» Requirement:
Pick out every line in the data below that holds "value".

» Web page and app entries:
****************************************
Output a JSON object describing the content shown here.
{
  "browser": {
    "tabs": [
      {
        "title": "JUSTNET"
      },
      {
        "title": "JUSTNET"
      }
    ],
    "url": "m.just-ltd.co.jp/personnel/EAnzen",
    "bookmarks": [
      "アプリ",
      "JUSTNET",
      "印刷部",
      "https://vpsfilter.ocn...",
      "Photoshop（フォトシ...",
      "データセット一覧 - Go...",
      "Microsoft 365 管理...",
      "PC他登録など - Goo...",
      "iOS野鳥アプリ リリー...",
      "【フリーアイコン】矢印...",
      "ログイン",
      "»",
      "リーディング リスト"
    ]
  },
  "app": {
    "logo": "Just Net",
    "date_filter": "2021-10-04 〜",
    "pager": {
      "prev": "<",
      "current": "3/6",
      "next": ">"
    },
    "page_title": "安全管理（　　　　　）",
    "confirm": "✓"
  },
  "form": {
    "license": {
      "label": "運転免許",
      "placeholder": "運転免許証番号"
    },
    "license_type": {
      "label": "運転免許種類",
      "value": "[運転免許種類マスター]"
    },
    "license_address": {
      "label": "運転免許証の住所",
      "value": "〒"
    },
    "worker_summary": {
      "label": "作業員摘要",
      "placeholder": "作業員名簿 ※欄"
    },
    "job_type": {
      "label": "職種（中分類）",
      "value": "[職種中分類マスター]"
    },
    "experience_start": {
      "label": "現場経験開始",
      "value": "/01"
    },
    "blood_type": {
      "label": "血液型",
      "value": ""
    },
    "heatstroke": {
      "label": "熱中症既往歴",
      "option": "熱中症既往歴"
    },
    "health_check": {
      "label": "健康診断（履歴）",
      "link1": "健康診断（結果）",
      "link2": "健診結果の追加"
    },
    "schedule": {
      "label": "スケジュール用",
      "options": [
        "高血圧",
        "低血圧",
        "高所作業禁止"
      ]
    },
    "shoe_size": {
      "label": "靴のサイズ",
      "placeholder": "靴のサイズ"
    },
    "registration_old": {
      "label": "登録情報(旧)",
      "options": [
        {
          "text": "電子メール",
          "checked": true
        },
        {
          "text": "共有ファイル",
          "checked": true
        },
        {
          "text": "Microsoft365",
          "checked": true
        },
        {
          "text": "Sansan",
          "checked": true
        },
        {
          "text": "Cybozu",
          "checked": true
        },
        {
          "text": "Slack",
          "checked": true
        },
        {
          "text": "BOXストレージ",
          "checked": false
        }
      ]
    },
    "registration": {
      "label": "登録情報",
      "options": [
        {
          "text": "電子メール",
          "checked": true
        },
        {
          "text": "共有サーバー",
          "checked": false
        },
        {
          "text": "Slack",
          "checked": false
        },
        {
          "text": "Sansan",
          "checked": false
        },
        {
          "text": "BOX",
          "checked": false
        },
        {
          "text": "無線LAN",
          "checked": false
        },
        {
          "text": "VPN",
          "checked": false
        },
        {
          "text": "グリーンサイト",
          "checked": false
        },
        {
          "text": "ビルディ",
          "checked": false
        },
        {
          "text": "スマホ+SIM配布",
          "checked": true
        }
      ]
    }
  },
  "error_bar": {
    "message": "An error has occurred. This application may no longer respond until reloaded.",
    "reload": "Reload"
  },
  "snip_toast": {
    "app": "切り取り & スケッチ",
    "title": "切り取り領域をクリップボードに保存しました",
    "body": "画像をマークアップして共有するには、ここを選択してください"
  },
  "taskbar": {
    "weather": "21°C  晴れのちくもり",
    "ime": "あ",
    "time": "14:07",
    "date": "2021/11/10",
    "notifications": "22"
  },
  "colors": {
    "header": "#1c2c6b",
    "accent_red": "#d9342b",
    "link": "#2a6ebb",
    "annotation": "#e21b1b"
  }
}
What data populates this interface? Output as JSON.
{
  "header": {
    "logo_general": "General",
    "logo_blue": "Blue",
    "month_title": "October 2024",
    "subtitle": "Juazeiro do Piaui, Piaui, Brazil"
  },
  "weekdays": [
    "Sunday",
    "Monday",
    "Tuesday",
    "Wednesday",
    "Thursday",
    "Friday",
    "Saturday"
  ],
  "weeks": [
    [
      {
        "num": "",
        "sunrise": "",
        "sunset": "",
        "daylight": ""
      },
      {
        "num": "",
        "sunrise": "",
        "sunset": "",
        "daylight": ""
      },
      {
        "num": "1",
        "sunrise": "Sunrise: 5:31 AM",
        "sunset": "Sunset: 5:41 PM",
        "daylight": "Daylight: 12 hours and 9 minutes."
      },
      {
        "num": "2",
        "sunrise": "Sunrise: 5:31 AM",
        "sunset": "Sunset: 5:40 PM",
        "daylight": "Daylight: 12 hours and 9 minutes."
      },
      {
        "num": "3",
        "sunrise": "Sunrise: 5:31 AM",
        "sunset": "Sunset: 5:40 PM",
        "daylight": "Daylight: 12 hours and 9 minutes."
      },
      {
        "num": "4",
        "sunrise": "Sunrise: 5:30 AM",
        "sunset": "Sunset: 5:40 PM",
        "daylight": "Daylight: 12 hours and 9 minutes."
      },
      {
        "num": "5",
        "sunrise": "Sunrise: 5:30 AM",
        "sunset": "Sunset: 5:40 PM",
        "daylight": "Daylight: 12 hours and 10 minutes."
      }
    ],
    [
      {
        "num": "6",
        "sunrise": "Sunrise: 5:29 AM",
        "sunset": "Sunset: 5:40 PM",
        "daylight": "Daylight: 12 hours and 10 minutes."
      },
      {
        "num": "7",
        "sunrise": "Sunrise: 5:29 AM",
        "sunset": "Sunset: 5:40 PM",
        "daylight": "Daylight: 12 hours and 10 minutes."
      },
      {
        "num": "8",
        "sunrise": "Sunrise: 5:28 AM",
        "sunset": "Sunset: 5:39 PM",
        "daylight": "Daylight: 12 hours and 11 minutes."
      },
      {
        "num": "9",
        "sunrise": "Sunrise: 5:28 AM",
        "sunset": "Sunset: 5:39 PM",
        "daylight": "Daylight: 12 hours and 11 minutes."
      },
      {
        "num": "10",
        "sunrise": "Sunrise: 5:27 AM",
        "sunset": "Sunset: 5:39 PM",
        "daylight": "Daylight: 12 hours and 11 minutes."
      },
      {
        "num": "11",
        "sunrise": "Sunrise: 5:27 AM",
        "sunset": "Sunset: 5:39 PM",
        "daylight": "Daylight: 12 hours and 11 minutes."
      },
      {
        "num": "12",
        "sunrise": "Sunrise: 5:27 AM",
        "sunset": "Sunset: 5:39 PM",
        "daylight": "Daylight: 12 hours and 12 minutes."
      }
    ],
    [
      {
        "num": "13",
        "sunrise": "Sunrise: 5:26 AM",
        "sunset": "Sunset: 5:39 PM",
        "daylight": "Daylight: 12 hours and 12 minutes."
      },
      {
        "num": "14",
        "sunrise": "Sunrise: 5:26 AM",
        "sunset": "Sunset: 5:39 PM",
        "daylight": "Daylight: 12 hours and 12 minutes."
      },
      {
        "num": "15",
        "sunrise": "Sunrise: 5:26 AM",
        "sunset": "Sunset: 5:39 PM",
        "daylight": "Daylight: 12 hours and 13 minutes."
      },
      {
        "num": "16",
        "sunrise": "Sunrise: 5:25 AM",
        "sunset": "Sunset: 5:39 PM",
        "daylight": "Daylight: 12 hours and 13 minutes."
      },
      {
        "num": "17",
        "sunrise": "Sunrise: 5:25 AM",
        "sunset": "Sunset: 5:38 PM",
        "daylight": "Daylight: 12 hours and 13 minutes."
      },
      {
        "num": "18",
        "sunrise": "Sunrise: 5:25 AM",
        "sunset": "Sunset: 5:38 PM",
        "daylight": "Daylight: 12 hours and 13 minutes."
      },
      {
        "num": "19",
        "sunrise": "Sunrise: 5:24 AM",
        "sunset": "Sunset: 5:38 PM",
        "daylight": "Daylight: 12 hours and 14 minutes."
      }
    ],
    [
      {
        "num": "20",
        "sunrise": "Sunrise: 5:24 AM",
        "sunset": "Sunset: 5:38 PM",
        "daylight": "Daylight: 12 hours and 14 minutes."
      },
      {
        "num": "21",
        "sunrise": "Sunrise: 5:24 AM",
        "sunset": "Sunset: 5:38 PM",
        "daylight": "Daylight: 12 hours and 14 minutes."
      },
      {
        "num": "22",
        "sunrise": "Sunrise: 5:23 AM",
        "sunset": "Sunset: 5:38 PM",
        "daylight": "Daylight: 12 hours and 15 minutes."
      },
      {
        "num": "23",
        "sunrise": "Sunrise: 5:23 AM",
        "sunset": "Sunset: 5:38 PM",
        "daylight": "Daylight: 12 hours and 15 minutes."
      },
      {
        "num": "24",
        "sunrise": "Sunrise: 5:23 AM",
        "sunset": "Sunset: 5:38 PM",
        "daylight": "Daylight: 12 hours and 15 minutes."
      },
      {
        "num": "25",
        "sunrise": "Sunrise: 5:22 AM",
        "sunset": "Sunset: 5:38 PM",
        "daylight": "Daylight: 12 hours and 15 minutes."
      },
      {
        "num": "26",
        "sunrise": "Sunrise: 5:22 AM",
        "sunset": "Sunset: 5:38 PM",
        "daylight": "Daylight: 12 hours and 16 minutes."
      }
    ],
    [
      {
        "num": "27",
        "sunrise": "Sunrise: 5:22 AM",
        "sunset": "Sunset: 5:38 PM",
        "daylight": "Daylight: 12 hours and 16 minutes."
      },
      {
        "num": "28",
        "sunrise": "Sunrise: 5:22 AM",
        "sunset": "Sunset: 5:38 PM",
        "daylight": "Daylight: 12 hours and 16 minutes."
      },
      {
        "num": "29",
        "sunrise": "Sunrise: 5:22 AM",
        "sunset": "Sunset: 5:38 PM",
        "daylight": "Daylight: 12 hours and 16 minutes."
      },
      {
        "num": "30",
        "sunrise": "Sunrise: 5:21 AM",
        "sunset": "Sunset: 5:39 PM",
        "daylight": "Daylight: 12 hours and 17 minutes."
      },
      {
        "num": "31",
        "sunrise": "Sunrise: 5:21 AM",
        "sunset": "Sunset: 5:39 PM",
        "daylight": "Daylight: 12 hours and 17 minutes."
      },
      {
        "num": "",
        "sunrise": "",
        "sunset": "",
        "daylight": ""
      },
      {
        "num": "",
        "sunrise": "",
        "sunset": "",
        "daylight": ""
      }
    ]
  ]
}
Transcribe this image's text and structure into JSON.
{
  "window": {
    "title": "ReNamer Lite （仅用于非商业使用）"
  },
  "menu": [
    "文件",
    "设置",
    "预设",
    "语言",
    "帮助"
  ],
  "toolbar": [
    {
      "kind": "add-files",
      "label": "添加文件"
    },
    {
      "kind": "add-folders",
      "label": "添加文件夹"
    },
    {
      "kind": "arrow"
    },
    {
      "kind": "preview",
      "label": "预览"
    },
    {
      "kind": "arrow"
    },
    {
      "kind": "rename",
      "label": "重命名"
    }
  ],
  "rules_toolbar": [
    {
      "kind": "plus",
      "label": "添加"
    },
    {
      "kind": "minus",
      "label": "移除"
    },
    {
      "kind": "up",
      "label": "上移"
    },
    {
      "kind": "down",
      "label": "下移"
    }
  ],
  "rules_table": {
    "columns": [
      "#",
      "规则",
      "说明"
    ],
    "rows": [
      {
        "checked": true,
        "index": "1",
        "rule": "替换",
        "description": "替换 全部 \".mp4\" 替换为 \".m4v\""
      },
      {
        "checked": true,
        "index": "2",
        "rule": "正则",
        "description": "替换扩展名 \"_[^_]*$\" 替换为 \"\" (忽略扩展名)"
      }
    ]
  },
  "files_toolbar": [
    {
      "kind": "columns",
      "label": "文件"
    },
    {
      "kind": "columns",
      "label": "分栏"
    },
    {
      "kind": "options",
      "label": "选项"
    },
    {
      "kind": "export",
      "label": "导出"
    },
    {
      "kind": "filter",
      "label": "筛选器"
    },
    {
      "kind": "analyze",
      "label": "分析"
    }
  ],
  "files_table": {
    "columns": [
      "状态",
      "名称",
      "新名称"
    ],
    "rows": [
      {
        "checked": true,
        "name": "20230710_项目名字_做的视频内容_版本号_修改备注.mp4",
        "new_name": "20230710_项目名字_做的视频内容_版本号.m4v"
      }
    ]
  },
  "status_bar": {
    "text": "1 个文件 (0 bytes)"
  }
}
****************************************
» Solved problem:
      "value": "[運転免許種類マスター]"
      "value": "〒"
      "value": "[職種中分類マスター]"
      "value": "/01"
      "value": ""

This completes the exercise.